1451. Simulation exists where the parties agree to express their true intent, not in an apparent contract, but in a secret contract, also called a counter letter. Between the parties, a counter letter prevails over an apparent contract. 1452. Third persons in good faith may, according to their interest, avail themselves of the apparent contract or the counter letter; however, where conflicts of interest arise between them, preference is given to the person who avails himself of the apparent contract.


Special effects of certain contracts

Transfer of real rights

1453. The transfer of a real right in a certain and determinate property, or in several properties considered as a universality, vests the acquirer with the right upon the formation of the contract, even though the property is not delivered immediately and the price remains to be determined. The transfer of a real right in a property determined only as to kind vests the acquirer with that right as soon as he is notified that the property is certain and determinate. 1454. If a party transfers the same real right in the same movable property to different acquirers successively, the acquirer in good faith who is first given possession of the property is vested with the real right in that property, even though his title may be later in time. 1455. The transfer of a real right in an immovable property may not be set up against third persons except in accordance with the rules concerning the publication of rights.


Fruits and revenues and risks incident to property

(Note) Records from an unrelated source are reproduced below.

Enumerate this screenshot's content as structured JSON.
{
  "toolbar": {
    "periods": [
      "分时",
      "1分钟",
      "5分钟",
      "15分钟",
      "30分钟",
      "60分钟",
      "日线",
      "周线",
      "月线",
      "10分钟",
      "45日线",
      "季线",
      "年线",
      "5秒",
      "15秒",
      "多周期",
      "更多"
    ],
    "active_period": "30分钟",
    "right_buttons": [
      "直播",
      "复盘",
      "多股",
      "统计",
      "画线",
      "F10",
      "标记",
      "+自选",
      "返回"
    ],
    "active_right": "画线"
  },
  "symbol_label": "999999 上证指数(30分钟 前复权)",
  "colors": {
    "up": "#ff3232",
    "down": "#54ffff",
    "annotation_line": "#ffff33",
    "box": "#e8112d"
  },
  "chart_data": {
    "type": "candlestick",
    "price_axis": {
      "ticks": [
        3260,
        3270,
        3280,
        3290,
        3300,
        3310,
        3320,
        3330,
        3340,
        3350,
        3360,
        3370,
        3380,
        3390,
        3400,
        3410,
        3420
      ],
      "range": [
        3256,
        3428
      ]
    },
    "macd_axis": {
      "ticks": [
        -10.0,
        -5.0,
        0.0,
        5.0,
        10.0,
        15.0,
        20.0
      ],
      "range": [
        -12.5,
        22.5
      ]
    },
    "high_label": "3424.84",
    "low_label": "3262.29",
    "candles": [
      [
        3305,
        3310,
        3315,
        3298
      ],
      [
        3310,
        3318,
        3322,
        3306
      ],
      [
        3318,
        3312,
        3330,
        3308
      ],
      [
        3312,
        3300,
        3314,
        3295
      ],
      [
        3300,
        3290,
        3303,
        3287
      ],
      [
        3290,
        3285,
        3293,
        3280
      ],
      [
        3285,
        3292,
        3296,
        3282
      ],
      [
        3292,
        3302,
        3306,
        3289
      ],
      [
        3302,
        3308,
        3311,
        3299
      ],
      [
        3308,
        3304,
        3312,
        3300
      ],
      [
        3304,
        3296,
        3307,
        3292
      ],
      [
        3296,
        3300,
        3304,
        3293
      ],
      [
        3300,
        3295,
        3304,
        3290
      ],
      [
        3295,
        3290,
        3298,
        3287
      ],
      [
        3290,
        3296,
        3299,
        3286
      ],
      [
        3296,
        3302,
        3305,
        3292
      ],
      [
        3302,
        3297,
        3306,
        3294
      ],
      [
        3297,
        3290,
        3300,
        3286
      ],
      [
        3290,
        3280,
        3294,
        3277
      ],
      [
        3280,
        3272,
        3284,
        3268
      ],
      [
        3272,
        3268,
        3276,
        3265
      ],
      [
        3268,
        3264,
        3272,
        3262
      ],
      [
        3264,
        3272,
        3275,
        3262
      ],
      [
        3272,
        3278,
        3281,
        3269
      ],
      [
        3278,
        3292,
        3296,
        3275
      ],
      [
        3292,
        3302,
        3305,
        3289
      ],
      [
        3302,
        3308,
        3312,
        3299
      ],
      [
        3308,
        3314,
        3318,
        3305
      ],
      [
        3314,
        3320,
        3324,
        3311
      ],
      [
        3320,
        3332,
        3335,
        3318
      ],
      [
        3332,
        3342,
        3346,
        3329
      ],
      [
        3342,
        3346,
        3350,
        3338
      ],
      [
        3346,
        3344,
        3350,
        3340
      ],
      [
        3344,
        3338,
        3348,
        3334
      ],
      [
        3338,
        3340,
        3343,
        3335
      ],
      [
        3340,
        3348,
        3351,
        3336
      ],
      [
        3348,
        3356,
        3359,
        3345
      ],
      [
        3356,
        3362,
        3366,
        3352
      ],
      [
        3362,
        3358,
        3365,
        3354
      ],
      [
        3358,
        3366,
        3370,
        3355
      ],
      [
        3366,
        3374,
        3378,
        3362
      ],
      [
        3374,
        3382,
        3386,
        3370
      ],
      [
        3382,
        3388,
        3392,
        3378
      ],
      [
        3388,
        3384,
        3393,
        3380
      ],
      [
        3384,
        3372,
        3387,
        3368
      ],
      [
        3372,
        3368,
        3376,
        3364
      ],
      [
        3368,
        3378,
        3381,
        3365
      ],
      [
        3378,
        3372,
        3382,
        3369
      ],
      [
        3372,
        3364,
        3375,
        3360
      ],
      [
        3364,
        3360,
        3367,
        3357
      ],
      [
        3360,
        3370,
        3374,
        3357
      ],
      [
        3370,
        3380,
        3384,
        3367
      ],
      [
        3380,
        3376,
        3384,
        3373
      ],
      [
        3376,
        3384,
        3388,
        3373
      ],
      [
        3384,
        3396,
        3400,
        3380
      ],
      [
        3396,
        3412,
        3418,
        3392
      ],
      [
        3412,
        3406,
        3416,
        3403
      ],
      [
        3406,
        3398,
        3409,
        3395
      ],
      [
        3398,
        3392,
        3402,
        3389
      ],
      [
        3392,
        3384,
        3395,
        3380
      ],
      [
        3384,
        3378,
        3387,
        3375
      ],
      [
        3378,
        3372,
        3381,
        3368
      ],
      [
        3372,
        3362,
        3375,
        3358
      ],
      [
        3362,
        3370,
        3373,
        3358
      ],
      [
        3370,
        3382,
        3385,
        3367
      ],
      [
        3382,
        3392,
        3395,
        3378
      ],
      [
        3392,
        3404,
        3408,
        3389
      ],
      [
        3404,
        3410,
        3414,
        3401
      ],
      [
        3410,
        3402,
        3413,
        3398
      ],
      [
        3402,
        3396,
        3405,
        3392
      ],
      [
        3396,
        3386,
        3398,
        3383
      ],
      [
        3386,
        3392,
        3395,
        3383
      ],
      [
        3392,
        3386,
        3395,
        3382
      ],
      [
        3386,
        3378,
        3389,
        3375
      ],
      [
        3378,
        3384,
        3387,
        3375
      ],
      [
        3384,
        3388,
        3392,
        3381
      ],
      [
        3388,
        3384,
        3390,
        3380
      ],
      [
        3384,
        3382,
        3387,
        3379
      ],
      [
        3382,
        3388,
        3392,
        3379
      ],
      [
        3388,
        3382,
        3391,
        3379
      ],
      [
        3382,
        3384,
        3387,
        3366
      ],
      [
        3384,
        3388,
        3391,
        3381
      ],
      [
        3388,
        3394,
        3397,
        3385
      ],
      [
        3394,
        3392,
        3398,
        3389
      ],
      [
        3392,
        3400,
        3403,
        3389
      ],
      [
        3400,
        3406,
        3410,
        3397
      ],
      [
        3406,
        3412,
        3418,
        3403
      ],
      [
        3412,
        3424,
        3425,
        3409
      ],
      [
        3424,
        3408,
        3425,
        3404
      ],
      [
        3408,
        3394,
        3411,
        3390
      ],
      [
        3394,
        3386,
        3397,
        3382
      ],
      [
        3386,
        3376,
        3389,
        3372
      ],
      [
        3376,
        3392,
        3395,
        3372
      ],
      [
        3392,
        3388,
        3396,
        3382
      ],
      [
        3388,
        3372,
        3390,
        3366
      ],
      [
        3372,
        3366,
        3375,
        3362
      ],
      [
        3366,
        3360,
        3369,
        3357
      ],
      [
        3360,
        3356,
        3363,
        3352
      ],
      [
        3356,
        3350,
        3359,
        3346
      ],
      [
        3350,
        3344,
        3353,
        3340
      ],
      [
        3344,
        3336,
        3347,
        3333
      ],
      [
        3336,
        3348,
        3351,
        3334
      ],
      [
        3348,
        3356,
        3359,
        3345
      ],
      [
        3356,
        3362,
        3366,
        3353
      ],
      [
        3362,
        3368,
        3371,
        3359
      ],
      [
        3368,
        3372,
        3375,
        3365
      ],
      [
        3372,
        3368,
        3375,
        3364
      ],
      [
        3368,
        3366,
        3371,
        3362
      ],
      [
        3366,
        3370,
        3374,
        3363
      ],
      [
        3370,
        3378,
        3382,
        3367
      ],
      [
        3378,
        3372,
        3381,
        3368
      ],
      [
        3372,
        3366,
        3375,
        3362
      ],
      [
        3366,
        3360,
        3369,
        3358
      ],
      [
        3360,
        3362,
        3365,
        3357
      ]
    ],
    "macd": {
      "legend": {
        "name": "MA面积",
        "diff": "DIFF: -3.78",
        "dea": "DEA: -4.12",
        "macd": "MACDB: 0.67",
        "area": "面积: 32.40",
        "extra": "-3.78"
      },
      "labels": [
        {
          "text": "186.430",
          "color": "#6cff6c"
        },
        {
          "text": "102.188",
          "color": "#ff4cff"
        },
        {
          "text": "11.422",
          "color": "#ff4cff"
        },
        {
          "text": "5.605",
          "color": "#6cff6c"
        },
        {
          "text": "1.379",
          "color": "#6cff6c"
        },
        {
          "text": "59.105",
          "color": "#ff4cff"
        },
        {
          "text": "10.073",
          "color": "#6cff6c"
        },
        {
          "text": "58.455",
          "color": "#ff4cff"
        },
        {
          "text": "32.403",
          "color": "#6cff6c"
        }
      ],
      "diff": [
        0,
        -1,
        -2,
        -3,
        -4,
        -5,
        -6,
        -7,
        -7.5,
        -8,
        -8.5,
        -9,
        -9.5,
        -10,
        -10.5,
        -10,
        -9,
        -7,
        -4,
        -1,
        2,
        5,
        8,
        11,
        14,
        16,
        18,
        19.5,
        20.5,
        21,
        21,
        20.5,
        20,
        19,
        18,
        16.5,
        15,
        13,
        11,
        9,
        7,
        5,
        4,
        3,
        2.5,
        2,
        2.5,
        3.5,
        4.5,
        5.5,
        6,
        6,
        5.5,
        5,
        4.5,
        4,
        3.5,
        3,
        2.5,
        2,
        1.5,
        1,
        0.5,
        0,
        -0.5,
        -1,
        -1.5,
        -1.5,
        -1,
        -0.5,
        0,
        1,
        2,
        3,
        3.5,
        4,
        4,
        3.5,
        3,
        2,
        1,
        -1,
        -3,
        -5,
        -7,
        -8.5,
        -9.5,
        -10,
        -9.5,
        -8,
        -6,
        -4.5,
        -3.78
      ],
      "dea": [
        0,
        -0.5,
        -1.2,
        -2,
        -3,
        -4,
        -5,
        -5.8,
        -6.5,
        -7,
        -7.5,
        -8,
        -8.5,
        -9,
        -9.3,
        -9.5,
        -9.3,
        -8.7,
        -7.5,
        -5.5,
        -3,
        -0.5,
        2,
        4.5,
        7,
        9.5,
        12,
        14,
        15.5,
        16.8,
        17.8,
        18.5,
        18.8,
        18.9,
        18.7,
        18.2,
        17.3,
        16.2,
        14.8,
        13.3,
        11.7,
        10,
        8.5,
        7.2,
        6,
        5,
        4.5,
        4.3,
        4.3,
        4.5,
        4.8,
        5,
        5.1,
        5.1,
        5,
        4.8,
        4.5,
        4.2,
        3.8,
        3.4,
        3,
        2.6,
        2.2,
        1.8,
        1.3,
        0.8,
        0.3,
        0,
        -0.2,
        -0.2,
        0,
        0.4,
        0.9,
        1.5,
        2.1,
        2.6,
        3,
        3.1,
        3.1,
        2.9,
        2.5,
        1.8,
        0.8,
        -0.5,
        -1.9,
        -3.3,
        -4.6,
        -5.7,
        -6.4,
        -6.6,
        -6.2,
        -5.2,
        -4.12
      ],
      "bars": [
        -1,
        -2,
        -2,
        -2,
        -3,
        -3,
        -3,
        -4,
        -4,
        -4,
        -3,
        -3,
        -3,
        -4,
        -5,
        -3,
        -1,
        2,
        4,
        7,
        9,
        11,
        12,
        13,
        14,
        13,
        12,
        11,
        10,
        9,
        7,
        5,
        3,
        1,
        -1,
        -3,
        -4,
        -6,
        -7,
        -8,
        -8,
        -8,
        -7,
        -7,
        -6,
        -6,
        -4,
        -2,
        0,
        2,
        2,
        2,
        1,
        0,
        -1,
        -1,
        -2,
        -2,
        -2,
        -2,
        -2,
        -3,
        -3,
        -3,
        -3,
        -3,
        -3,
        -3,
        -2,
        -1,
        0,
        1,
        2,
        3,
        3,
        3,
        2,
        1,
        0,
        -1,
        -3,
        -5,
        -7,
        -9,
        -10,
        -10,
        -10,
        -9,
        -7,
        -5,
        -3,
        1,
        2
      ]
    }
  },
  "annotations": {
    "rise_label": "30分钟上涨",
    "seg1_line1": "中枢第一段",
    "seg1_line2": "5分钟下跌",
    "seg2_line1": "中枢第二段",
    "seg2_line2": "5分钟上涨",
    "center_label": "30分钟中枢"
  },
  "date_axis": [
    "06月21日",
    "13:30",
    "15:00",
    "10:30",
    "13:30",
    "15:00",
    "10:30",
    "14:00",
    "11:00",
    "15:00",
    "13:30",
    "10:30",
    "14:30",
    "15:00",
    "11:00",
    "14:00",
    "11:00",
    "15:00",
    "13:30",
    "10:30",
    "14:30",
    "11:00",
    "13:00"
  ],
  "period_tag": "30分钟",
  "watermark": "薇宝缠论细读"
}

1456. The allocation of fruits and revenues and the assumption of risks incident to property forming the object of a real right transferred by contract are principally governed by the Book on Property. The debtor of the obligation to deliver the property continues, however, to bear the risks attached to the property until it is delivered.